Upon our return from Colorado I immediately started planting fall and winter seeds. Evergreen onions are up. Summer crisp and Black Seeded Simpson lettuce plants are putting out true leaves. Cabbage and broccoli seedlings are healthy and have been transplanted to larger pots. I have already give some away and promised some to others.
Our sunflowers were/are amazing, sort of a big surprise. I planted Russian sunflowers this year and they grew to their optimum height. Uh. Ten to 12 feet tall they tower above us. Soon, very soon, we will have lima beans if we water. The tops are covered with tiny pale, creamy yellow flowers. Green beans have also been replanted.
In the fruit category, we had some apples from our  Grimes Golden, the figs were plentiful, there were a few grapes, and we were gifted pears. All in July and early August.
So much to do now that we are transitioning to Fall. Off I go to water...

Thursday, July 21, 2016

Mother Nature

She giveth and she taketh away, Mother Nature. We've had traditional Southern thunderstorms this year. Every day or so as the heat and humidity rise, so too do the cumulous clouds. Rising and rising getting darker and darker until the rumbling starts soon followed by rain. I am so grateful when it rains! Our garden grows beautiful when we get these intermittent rains, But, night before last we had a doozie! Lightening filled the sky, the rains came down in sheets and the winds were ferocious. The limbs of great oaks lifted and swirled in the wind. The next morning street and yards were littered with large limbs and branches. Power was still out in whole neighborhoods in our small town and the garden had taken a beating. Our field pea tower, made of bamboo, snapped under the pressure. Okra plants, chest high the day before, lay in a whirl on the ground. A block away, following a straight line out from our garden, a giant oak fell on apartment building crushing the roof.

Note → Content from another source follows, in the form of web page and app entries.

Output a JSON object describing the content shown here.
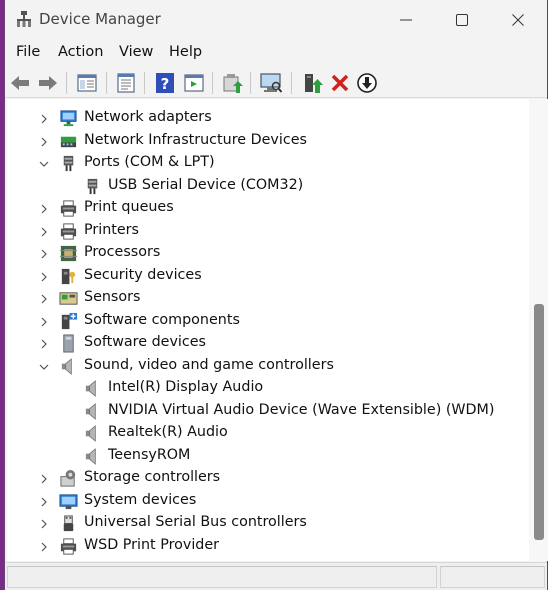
{
  "window": {
    "title": "Device Manager"
  },
  "menu": {
    "items": [
      "File",
      "Action",
      "View",
      "Help"
    ]
  },
  "toolbar": {
    "buttons": [
      "back-icon",
      "forward-icon",
      "show-hide-console-tree-icon",
      "properties-icon",
      "help-icon",
      "action-pane-icon",
      "update-driver-icon",
      "scan-hardware-icon",
      "enable-device-icon",
      "uninstall-device-icon",
      "disable-device-icon"
    ]
  },
  "tree": {
    "rows": [
      {
        "label": "Network adapters",
        "level": 0,
        "expanded": false,
        "icon": "network-adapter-icon"
      },
      {
        "label": "Network Infrastructure Devices",
        "level": 0,
        "expanded": false,
        "icon": "network-infrastructure-icon"
      },
      {
        "label": "Ports (COM & LPT)",
        "level": 0,
        "expanded": true,
        "icon": "port-icon"
      },
      {
        "label": "USB Serial Device (COM32)",
        "level": 1,
        "icon": "port-icon"
      },
      {
        "label": "Print queues",
        "level": 0,
        "expanded": false,
        "icon": "printer-icon"
      },
      {
        "label": "Printers",
        "level": 0,
        "expanded": false,
        "icon": "printer-icon"
      },
      {
        "label": "Processors",
        "level": 0,
        "expanded": false,
        "icon": "processor-icon"
      },
      {
        "label": "Security devices",
        "level": 0,
        "expanded": false,
        "icon": "security-device-icon"
      },
      {
        "label": "Sensors",
        "level": 0,
        "expanded": false,
        "icon": "sensor-icon"
      },
      {
        "label": "Software components",
        "level": 0,
        "expanded": false,
        "icon": "software-component-icon"
      },
      {
        "label": "Software devices",
        "level": 0,
        "expanded": false,
        "icon": "software-device-icon"
      },
      {
        "label": "Sound, video and game controllers",
        "level": 0,
        "expanded": true,
        "icon": "speaker-icon"
      },
      {
        "label": "Intel(R) Display Audio",
        "level": 1,
        "icon": "speaker-icon"
      },
      {
        "label": "NVIDIA Virtual Audio Device (Wave Extensible) (WDM)",
        "level": 1,
        "icon": "speaker-icon"
      },
      {
        "label": "Realtek(R) Audio",
        "level": 1,
        "icon": "speaker-icon"
      },
      {
        "label": "TeensyROM",
        "level": 1,
        "icon": "speaker-icon"
      },
      {
        "label": "Storage controllers",
        "level": 0,
        "expanded": false,
        "icon": "storage-controller-icon"
      },
      {
        "label": "System devices",
        "level": 0,
        "expanded": false,
        "icon": "system-device-icon"
      },
      {
        "label": "Universal Serial Bus controllers",
        "level": 0,
        "expanded": false,
        "icon": "usb-icon"
      },
      {
        "label": "WSD Print Provider",
        "level": 0,
        "expanded": false,
        "icon": "printer-icon"
      }
    ]
  },
  "colors": {
    "window_bg": "#f3f3f3",
    "tree_bg": "#ffffff",
    "desktop_accent": "#7a2a88",
    "uninstall_red": "#d0211c",
    "enable_green": "#2e9e3e"
  }
}
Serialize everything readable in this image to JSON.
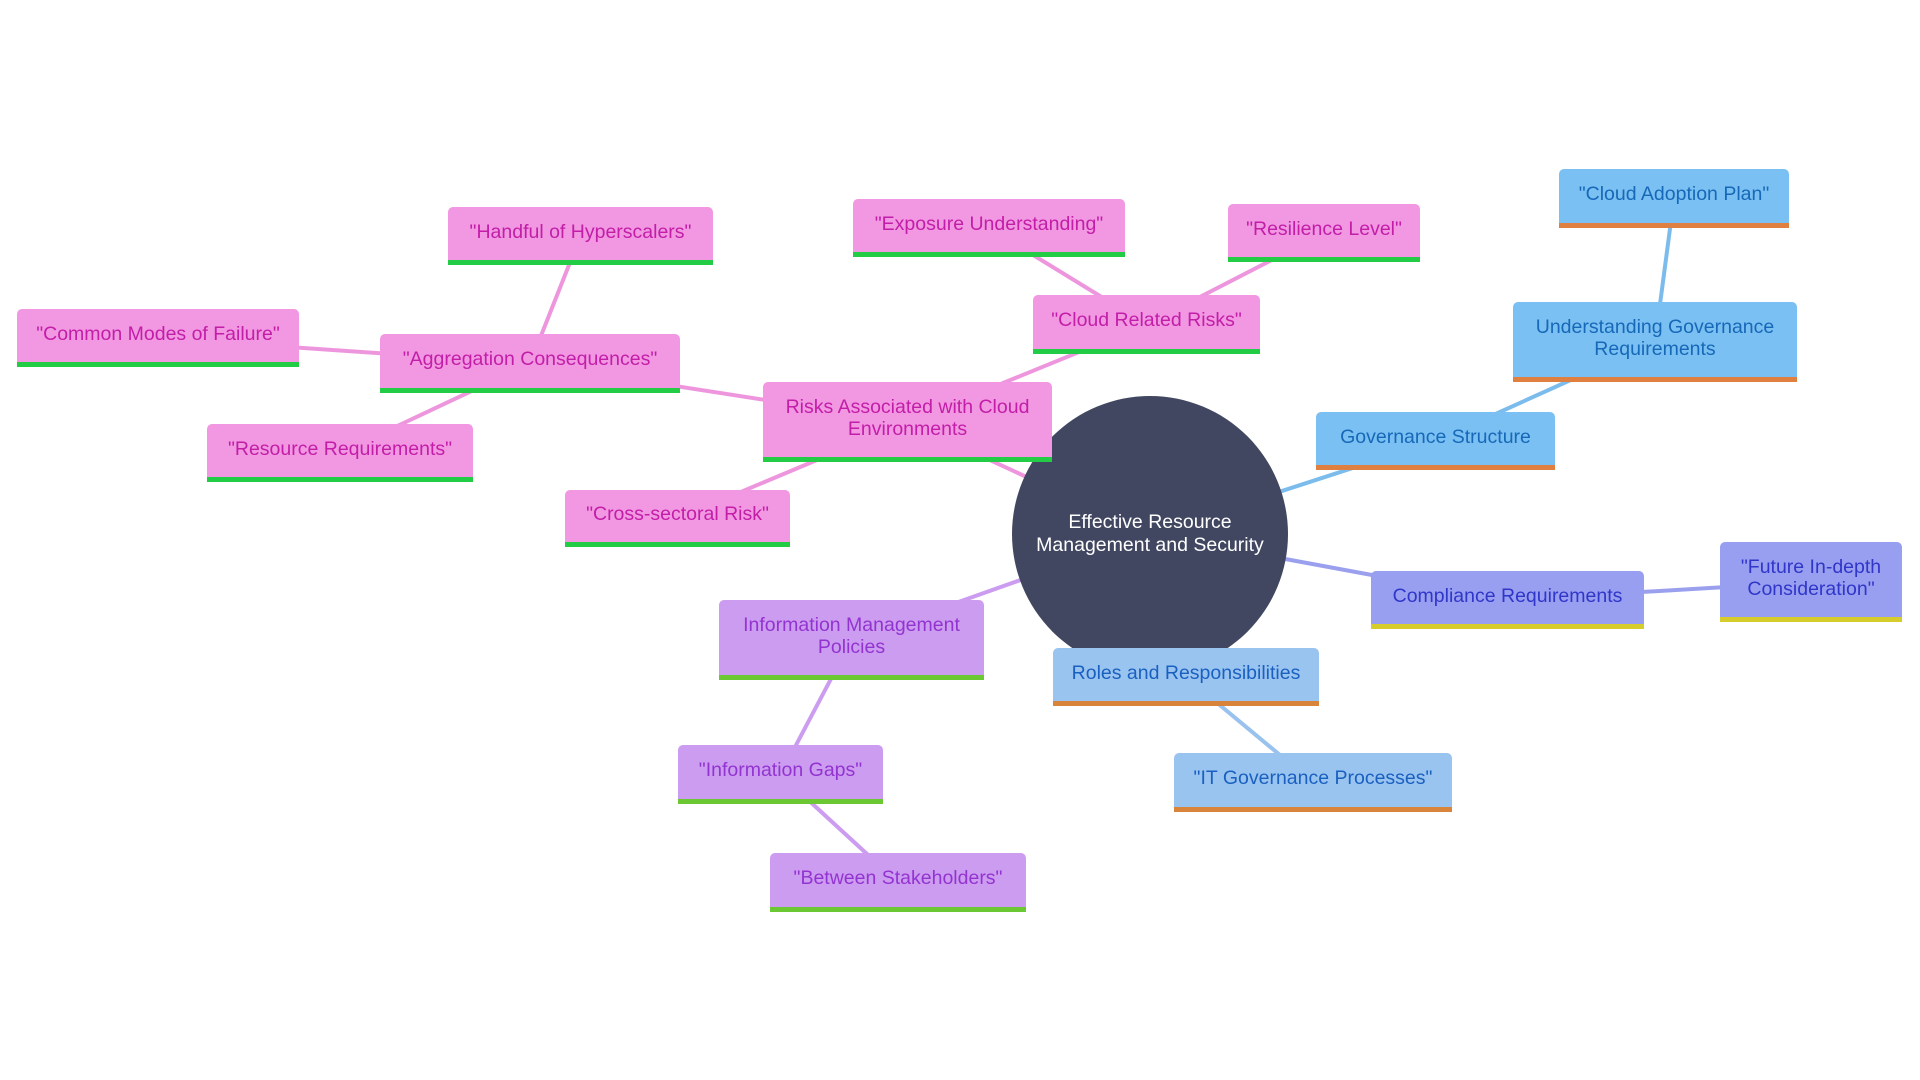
{
  "diagram": {
    "type": "mindmap",
    "colors": {
      "root_fill": "#414760",
      "root_text": "#ffffff",
      "risk_branch": "#f297e2",
      "governance_branch": "#7bc0f2",
      "roles_branch": "#9ac4f0",
      "compliance_branch": "#989ff0",
      "information_branch": "#cc9cf0"
    },
    "root": "Effective Resource Management and Security",
    "nodes": {
      "risks": "Risks Associated with Cloud Environments",
      "cloud_related_risks": "\"Cloud Related Risks\"",
      "exposure_understanding": "\"Exposure Understanding\"",
      "resilience_level": "\"Resilience Level\"",
      "aggregation_consequences": "\"Aggregation Consequences\"",
      "handful_of_hyperscalers": "\"Handful of Hyperscalers\"",
      "common_modes_of_failure": "\"Common Modes of Failure\"",
      "resource_requirements": "\"Resource Requirements\"",
      "cross_sectoral_risk": "\"Cross-sectoral Risk\"",
      "governance_structure": "Governance Structure",
      "understanding_governance": "Understanding Governance Requirements",
      "cloud_adoption_plan": "\"Cloud Adoption Plan\"",
      "compliance_requirements": "Compliance Requirements",
      "future_consideration": "\"Future In-depth Consideration\"",
      "roles_responsibilities": "Roles and Responsibilities",
      "it_governance_processes": "\"IT Governance Processes\"",
      "information_management": "Information Management Policies",
      "information_gaps": "\"Information Gaps\"",
      "between_stakeholders": "\"Between Stakeholders\""
    },
    "edges": [
      [
        "root",
        "risks"
      ],
      [
        "risks",
        "cloud_related_risks"
      ],
      [
        "cloud_related_risks",
        "exposure_understanding"
      ],
      [
        "cloud_related_risks",
        "resilience_level"
      ],
      [
        "risks",
        "aggregation_consequences"
      ],
      [
        "aggregation_consequences",
        "handful_of_hyperscalers"
      ],
      [
        "aggregation_consequences",
        "common_modes_of_failure"
      ],
      [
        "aggregation_consequences",
        "resource_requirements"
      ],
      [
        "risks",
        "cross_sectoral_risk"
      ],
      [
        "root",
        "governance_structure"
      ],
      [
        "governance_structure",
        "understanding_governance"
      ],
      [
        "understanding_governance",
        "cloud_adoption_plan"
      ],
      [
        "root",
        "compliance_requirements"
      ],
      [
        "compliance_requirements",
        "future_consideration"
      ],
      [
        "root",
        "roles_responsibilities"
      ],
      [
        "roles_responsibilities",
        "it_governance_processes"
      ],
      [
        "root",
        "information_management"
      ],
      [
        "information_management",
        "information_gaps"
      ],
      [
        "information_gaps",
        "between_stakeholders"
      ]
    ]
  }
}
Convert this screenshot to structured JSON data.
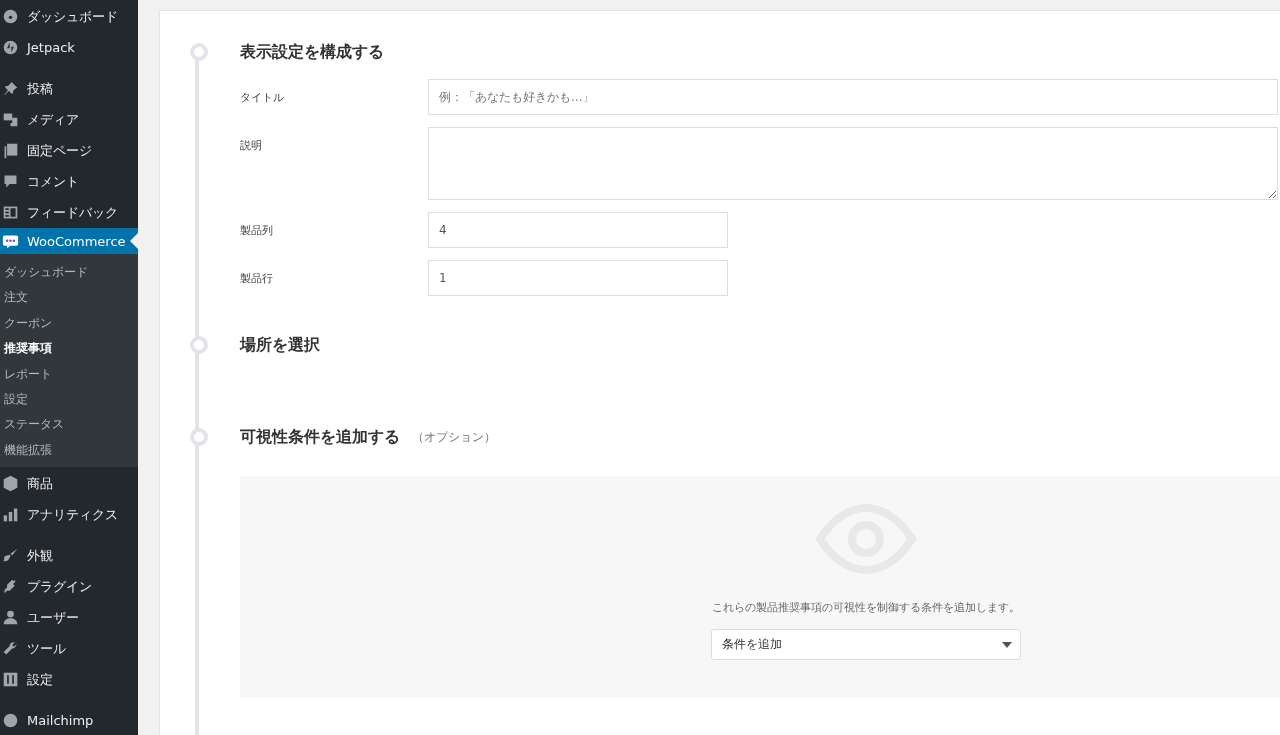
{
  "sidebar": {
    "groups": [
      {
        "items": [
          {
            "label": "ダッシュボード",
            "selected": false
          },
          {
            "label": "Jetpack",
            "selected": false
          }
        ]
      },
      {
        "items": [
          {
            "label": "投稿",
            "selected": false
          },
          {
            "label": "メディア",
            "selected": false
          },
          {
            "label": "固定ページ",
            "selected": false
          },
          {
            "label": "コメント",
            "selected": false
          },
          {
            "label": "フィードバック",
            "selected": false
          },
          {
            "label": "WooCommerce",
            "selected": true,
            "submenu": [
              {
                "label": "ダッシュボード",
                "selected": false
              },
              {
                "label": "注文",
                "selected": false
              },
              {
                "label": "クーポン",
                "selected": false
              },
              {
                "label": "推奨事項",
                "selected": true
              },
              {
                "label": "レポート",
                "selected": false
              },
              {
                "label": "設定",
                "selected": false
              },
              {
                "label": "ステータス",
                "selected": false
              },
              {
                "label": "機能拡張",
                "selected": false
              }
            ]
          },
          {
            "label": "商品",
            "selected": false
          },
          {
            "label": "アナリティクス",
            "selected": false
          }
        ]
      },
      {
        "items": [
          {
            "label": "外観",
            "selected": false
          },
          {
            "label": "プラグイン",
            "selected": false
          },
          {
            "label": "ユーザー",
            "selected": false
          },
          {
            "label": "ツール",
            "selected": false
          },
          {
            "label": "設定",
            "selected": false
          }
        ]
      },
      {
        "items": [
          {
            "label": "Mailchimp",
            "selected": false
          }
        ]
      }
    ]
  },
  "steps": [
    {
      "kind": "fields",
      "title": "表示設定を構成する",
      "fields": [
        {
          "kind": "text",
          "label": "タイトル",
          "placeholder": "例：「あなたも好きかも...」"
        },
        {
          "kind": "textarea",
          "label": "説明"
        },
        {
          "kind": "number",
          "label": "製品列",
          "value": "4"
        },
        {
          "kind": "number",
          "label": "製品行",
          "value": "1"
        }
      ]
    },
    {
      "kind": "empty",
      "title": "場所を選択"
    },
    {
      "kind": "conditions",
      "title": "可視性条件を追加する",
      "note": "（オプション）",
      "description": "これらの製品推奨事項の可視性を制御する条件を追加します。",
      "select": "条件を追加"
    }
  ]
}
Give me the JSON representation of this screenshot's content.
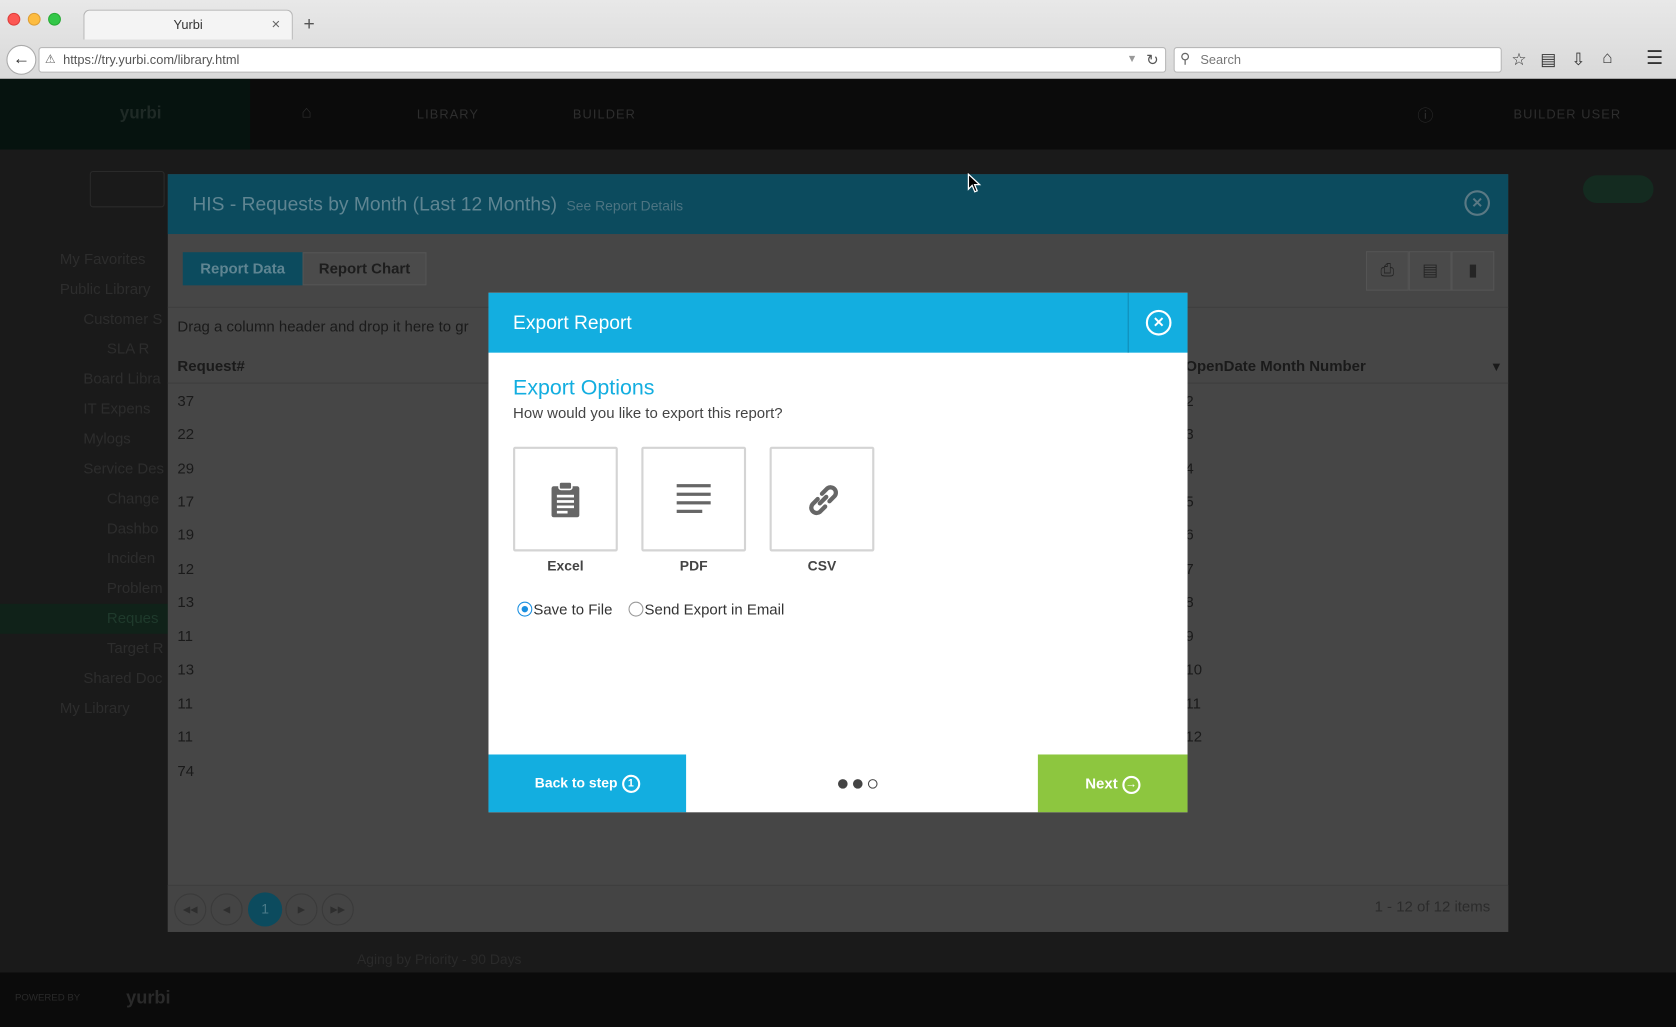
{
  "browser": {
    "tab_title": "Yurbi",
    "tab_close": "×",
    "new_tab": "+",
    "url": "https://try.yurbi.com/library.html",
    "search_placeholder": "Search"
  },
  "app": {
    "logo": "yurbi",
    "nav": [
      "LIBRARY",
      "BUILDER"
    ],
    "user": "BUILDER USER",
    "tree": [
      "My Favorites",
      "Public Library",
      "Customer S",
      "SLA R",
      "Board Libra",
      "IT Expens",
      "Mylogs",
      "Service Des",
      "Change",
      "Dashbo",
      "Inciden",
      "Problem",
      "Reques",
      "Target R",
      "Shared Doc",
      "My Library"
    ],
    "footer_powered": "POWERED BY",
    "footer_logo": "yurbi",
    "footer_row": "Aging by Priority - 90 Days"
  },
  "report_window": {
    "title": "HIS - Requests by Month (Last 12 Months)",
    "details_link": "See Report Details",
    "tabs": [
      "Report Data",
      "Report Chart"
    ],
    "drag_hint": "Drag a column header and drop it here to gr",
    "columns": [
      "Request#",
      "OpenDate Month Number"
    ],
    "request_values": [
      "37",
      "22",
      "29",
      "17",
      "19",
      "12",
      "13",
      "11",
      "13",
      "11",
      "11",
      "74"
    ],
    "month_values": [
      "2",
      "3",
      "4",
      "5",
      "6",
      "7",
      "8",
      "9",
      "10",
      "11",
      "12",
      ""
    ],
    "current_page": "1",
    "item_count": "1 - 12 of 12 items"
  },
  "modal": {
    "title": "Export Report",
    "section_title": "Export Options",
    "subtitle": "How would you like to export this report?",
    "formats": [
      {
        "label": "Excel",
        "icon": "clipboard-icon"
      },
      {
        "label": "PDF",
        "icon": "document-lines-icon"
      },
      {
        "label": "CSV",
        "icon": "link-icon"
      }
    ],
    "delivery": [
      {
        "label": "Save to File",
        "selected": true
      },
      {
        "label": "Send Export in Email",
        "selected": false
      }
    ],
    "back_label": "Back to step",
    "back_step": "1",
    "next_label": "Next",
    "steps": {
      "total": 3,
      "current": 2
    },
    "colors": {
      "primary": "#13aee0",
      "next": "#8dc63f"
    }
  }
}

Downburst? I think so.  

We heeled up the okra and propped up the field peas and picked up twigs and branches off and on all day. City crews and private owners cleaned up larger limbs and except for the crushed apartment we're back on track waiting for okra to bloom because the fruit forms almost overnight. Waiting. Waiting. Soon.